You might not believe how much cardboard recycling centers go through
Paper and cardboard recycling reached an all-time high just two years ago. The American Forest and Paper Association, the United States’ leader in such statistics and related initiatives, in excess of 51,000,000 tons of paper and cardboard were returned to qualifying paper and cardboard recycling centers across the United States of America.
If we calculate the total number of pounds that is, we take 2,000 times 51 million…
51,000,000 * 2,000 = a kazillion
OK, but seriously, the product factors out to an impressive 102 billion pounds of paper and cardboard taken to approved cardboard recycling centers that also process paper r commodities created from wood and the pulp extracted that actually make these always-useful products.
Are there different types of cardboard?
By definition – at least in the paper and cardboard recycling world – cardboard has one layer, is typically thin, and is not very strong. Some of the most common applications for Cardboard Recycling Services at AB Recycling products, following their completion, include cereal boxes – many of the largest cereal brands do, in fact, use recycled cardboard because it makes their brands look better to consumers of all ages and demographics interested in being “green” – orange juice and milk cartons that aren’t plastic, containers for medicine – typically those bought over the counter – and the containers for board games.
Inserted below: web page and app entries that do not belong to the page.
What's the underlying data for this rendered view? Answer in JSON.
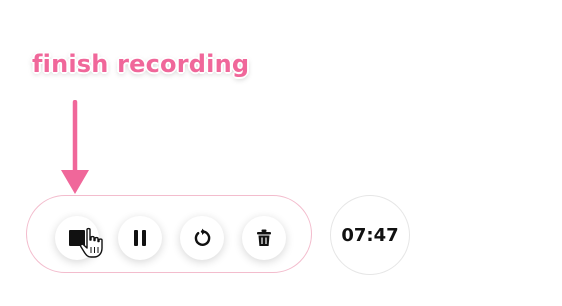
{
  "annotation": {
    "label": "finish recording",
    "color": "#f0679a"
  },
  "toolbar": {
    "border_color": "#f3bccd",
    "buttons": [
      {
        "name": "stop",
        "icon": "stop-square-icon"
      },
      {
        "name": "pause",
        "icon": "pause-icon"
      },
      {
        "name": "restart",
        "icon": "restart-arrow-icon"
      },
      {
        "name": "delete",
        "icon": "trash-icon"
      }
    ]
  },
  "cursor": {
    "icon": "hand-pointer-icon"
  },
  "timer": {
    "value": "07:47"
  }
}
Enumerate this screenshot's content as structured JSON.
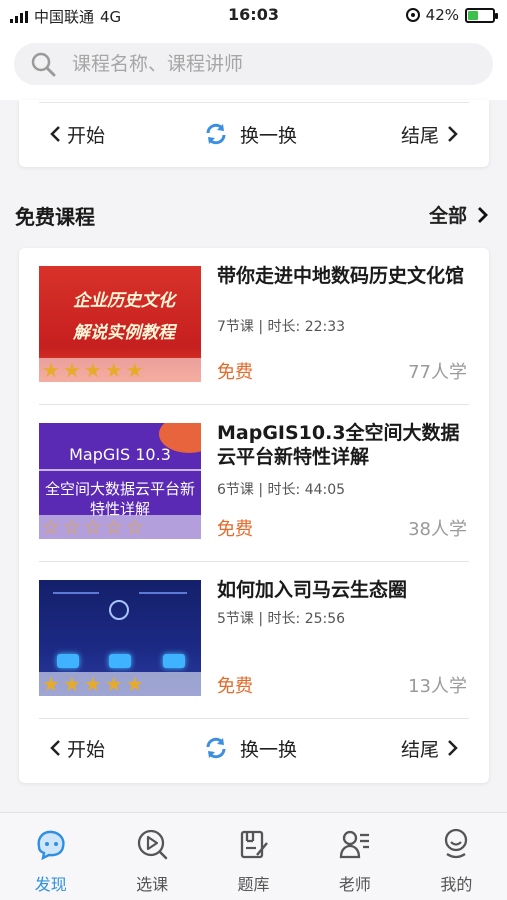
{
  "status_bar": {
    "carrier": "中国联通",
    "network": "4G",
    "time": "16:03",
    "battery": "42%",
    "battery_level": 0.42
  },
  "search": {
    "placeholder": "课程名称、课程讲师"
  },
  "pager_top": {
    "prev": "开始",
    "swap": "换一换",
    "next": "结尾"
  },
  "section": {
    "title": "免费课程",
    "more": "全部"
  },
  "courses": [
    {
      "title": "带你走进中地数码历史文化馆",
      "lessons": "7节课",
      "duration": "时长: 22:33",
      "price": "免费",
      "learners": "77人学",
      "rating": 5,
      "thumb": {
        "line1": "企业历史文化",
        "line2": "解说实例教程"
      }
    },
    {
      "title": "MapGIS10.3全空间大数据云平台新特性详解",
      "lessons": "6节课",
      "duration": "时长: 44:05",
      "price": "免费",
      "learners": "38人学",
      "rating": 0,
      "thumb": {
        "line1": "MapGIS 10.3",
        "line2": "全空间大数据云平台新特性详解"
      }
    },
    {
      "title": "如何加入司马云生态圈",
      "lessons": "5节课",
      "duration": "时长: 25:56",
      "price": "免费",
      "learners": "13人学",
      "rating": 5
    }
  ],
  "pager_bottom": {
    "prev": "开始",
    "swap": "换一换",
    "next": "结尾"
  },
  "tabbar": [
    {
      "label": "发现",
      "icon": "discover-icon",
      "active": true
    },
    {
      "label": "选课",
      "icon": "play-circle-icon",
      "active": false
    },
    {
      "label": "题库",
      "icon": "question-bank-icon",
      "active": false
    },
    {
      "label": "老师",
      "icon": "teacher-icon",
      "active": false
    },
    {
      "label": "我的",
      "icon": "profile-icon",
      "active": false
    }
  ],
  "colors": {
    "accent": "#2f8fe0",
    "price": "#e46a2c",
    "star": "#e7ab2c"
  }
}
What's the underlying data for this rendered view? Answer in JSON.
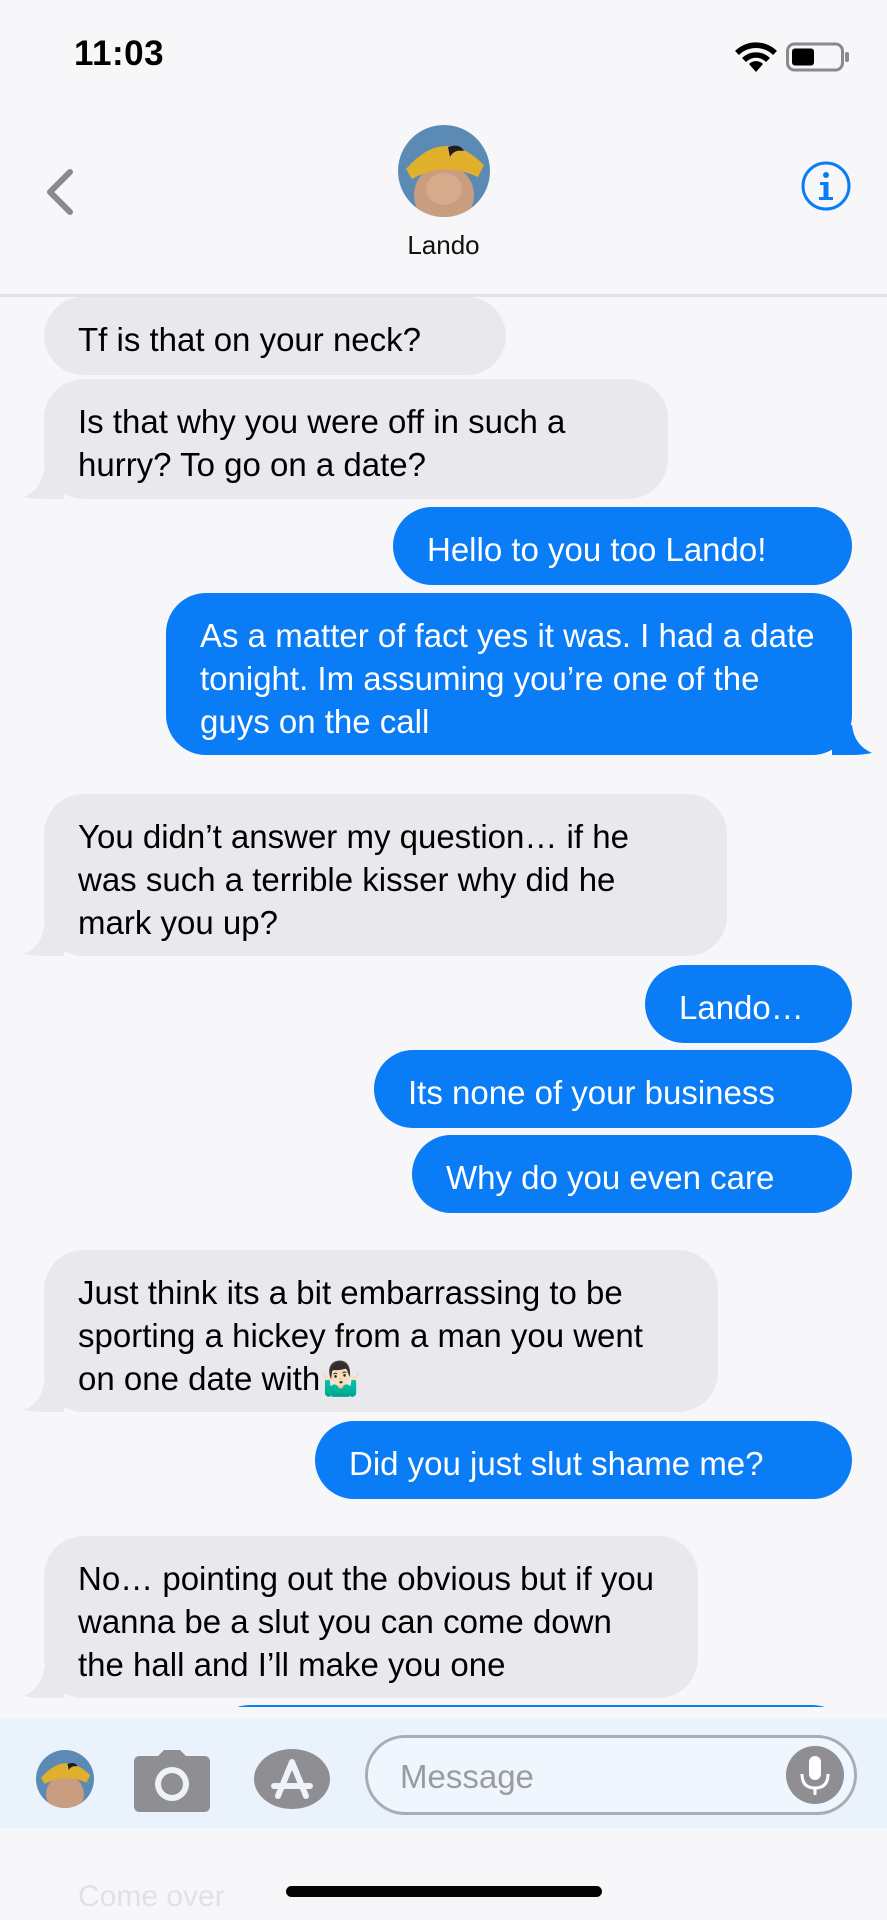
{
  "status_bar": {
    "time": "11:03"
  },
  "header": {
    "contact_name": "Lando"
  },
  "messages": [
    {
      "dir": "in",
      "text": "Tf is that on your neck?"
    },
    {
      "dir": "in",
      "text": "Is that why you were off in such a hurry? To go on a date?"
    },
    {
      "dir": "out",
      "text": "Hello to you too Lando!"
    },
    {
      "dir": "out",
      "text": "As a matter of fact yes it was. I had a date tonight. Im assuming you’re one of the guys on the call"
    },
    {
      "dir": "in",
      "text": "You didn’t answer my question… if he was such a terrible kisser why did he mark you up?"
    },
    {
      "dir": "out",
      "text": "Lando…"
    },
    {
      "dir": "out",
      "text": "Its none of your business"
    },
    {
      "dir": "out",
      "text": "Why do you even care"
    },
    {
      "dir": "in",
      "text": "Just think its a bit embarrassing to be sporting a hickey from a man you went on one date with🤷🏻‍♂️"
    },
    {
      "dir": "out",
      "text": "Did you just slut shame me?"
    },
    {
      "dir": "in",
      "text": "No… pointing out the obvious but if you wanna be a slut you can come down the hall and I’ll make you one"
    }
  ],
  "input": {
    "placeholder": "Message"
  },
  "below_input_text": "Come over",
  "icons": {
    "back": "chevron-left-icon",
    "info": "info-icon",
    "camera": "camera-icon",
    "apps": "app-store-icon",
    "mic": "microphone-icon"
  },
  "colors": {
    "accent": "#0a7cf6",
    "incoming_bubble": "#e9e9ed"
  }
}
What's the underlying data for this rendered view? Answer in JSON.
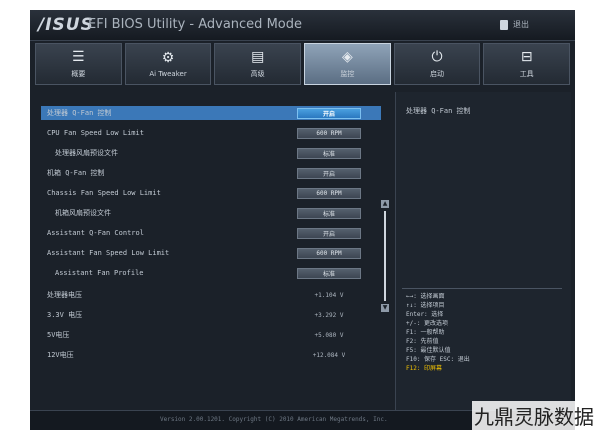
{
  "titlebar": {
    "logo": "/ISUS",
    "title": "EFI BIOS Utility - Advanced Mode",
    "exit_label": "退出"
  },
  "tabs": [
    {
      "icon": "☰",
      "icon_name": "menu-list-icon",
      "label": "概要"
    },
    {
      "icon": "⚙",
      "icon_name": "tweaker-icon",
      "label": "Ai Tweaker"
    },
    {
      "icon": "▤",
      "icon_name": "advanced-icon",
      "label": "高级"
    },
    {
      "icon": "◈",
      "icon_name": "monitor-icon",
      "label": "监控"
    },
    {
      "icon": "⏻",
      "icon_name": "power-icon",
      "label": "启动"
    },
    {
      "icon": "⊟",
      "icon_name": "tool-icon",
      "label": "工具"
    }
  ],
  "settings": [
    {
      "label": "处理器 Q-Fan 控制",
      "value": "开启"
    },
    {
      "label": "CPU Fan Speed Low Limit",
      "value": "600 RPM"
    },
    {
      "label": "处理器风扇预设文件",
      "value": "标准"
    },
    {
      "label": "机箱 Q-Fan 控制",
      "value": "开启"
    },
    {
      "label": "Chassis Fan Speed Low Limit",
      "value": "600 RPM"
    },
    {
      "label": "机箱风扇预设文件",
      "value": "标准"
    },
    {
      "label": "Assistant Q-Fan Control",
      "value": "开启"
    },
    {
      "label": "Assistant Fan Speed Low Limit",
      "value": "600 RPM"
    },
    {
      "label": "Assistant Fan Profile",
      "value": "标准"
    }
  ],
  "voltages": [
    {
      "label": "处理器电压",
      "value": "+1.104 V"
    },
    {
      "label": "3.3V 电压",
      "value": "+3.292 V"
    },
    {
      "label": "5V电压",
      "value": "+5.080 V"
    },
    {
      "label": "12V电压",
      "value": "+12.084 V"
    }
  ],
  "help": {
    "title": "处理器 Q-Fan 控制",
    "keys": [
      "←→: 选择画面",
      "↑↓: 选择项目",
      "Enter: 选择",
      "+/-: 更改选项",
      "F1: 一般帮助",
      "F2: 先前值",
      "F5: 最佳默认值",
      "F10: 保存  ESC: 退出",
      "F12: 印屏幕"
    ]
  },
  "footer": {
    "version": "Version 2.00.1201. Copyright (C) 2010 American Megatrends, Inc."
  },
  "watermark": "九鼎灵脉数据"
}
Corrugated cardboard recycling centers have tons more product to work with, with these plants often putting out more than three times’ worth of cardboard to be used in future applications. Corrugated cardboard – typically shortened to “corrugated” in any industries or organizations that use both single-layer cardboard and strengthened corrugated cardboard – is that with two typical “cardboard” layers, characterized by a zig-zag or wavy layer of cardboard in the middle that makes it much stronger than cardboard used in cereal boxes and other types of packaging, for example.
It’s almost always OK to recycle paper – What about cardboard?
Any cardboard that has any amount of grease on or in it should never be recycled, as cardboard recycling centers that even attempt to recycle it are forced to pick it out by hand, adding on high-dollar hand-picking that increases the cost of the finished, recycled product.
Don’t try to recycle milk or juice cartons, as the layer of wax they’re coated with make it impossible to recycle.